### How to complete this task
Search the material for the string "после", then return every line where it is found.

Segment Start: Data supplied

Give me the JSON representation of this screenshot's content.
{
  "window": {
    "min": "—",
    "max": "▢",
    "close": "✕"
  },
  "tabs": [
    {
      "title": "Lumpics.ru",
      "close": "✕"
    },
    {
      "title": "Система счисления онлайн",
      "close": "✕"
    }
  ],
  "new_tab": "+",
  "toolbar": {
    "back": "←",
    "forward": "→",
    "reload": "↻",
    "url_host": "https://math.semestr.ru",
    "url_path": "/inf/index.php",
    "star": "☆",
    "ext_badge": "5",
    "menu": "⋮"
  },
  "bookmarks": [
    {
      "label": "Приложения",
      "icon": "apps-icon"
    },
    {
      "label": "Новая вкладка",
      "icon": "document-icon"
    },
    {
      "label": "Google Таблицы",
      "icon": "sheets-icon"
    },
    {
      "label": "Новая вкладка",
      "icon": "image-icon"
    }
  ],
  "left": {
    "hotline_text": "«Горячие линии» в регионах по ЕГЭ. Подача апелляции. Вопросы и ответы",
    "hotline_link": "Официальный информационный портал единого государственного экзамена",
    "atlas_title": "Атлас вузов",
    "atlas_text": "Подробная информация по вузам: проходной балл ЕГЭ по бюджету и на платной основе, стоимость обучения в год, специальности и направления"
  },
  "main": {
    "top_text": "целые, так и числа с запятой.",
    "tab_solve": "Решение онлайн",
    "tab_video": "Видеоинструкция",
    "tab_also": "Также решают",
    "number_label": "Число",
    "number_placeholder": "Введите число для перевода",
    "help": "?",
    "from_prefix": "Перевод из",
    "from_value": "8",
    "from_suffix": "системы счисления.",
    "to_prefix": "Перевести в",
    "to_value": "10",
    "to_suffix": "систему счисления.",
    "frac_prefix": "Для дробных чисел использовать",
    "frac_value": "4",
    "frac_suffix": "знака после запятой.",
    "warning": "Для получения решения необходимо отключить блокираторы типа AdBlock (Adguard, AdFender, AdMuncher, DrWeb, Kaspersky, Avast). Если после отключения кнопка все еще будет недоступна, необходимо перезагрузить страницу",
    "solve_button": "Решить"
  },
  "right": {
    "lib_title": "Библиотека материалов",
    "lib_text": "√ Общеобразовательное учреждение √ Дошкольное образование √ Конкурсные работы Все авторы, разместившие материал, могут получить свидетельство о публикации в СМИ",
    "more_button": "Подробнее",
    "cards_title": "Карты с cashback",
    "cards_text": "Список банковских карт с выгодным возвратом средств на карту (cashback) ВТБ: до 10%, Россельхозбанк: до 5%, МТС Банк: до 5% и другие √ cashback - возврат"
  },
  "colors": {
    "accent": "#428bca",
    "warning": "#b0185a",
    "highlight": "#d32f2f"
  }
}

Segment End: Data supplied

### Result for this task
    "frac_suffix": "знака после запятой.",
    "warning": "Для получения решения необходимо отключить блокираторы типа AdBlock (Adguard, AdFender, AdMuncher, DrWeb, Kaspersky, Avast). Если после отключения кнопка все еще будет недоступна, необходимо перезагрузить страницу",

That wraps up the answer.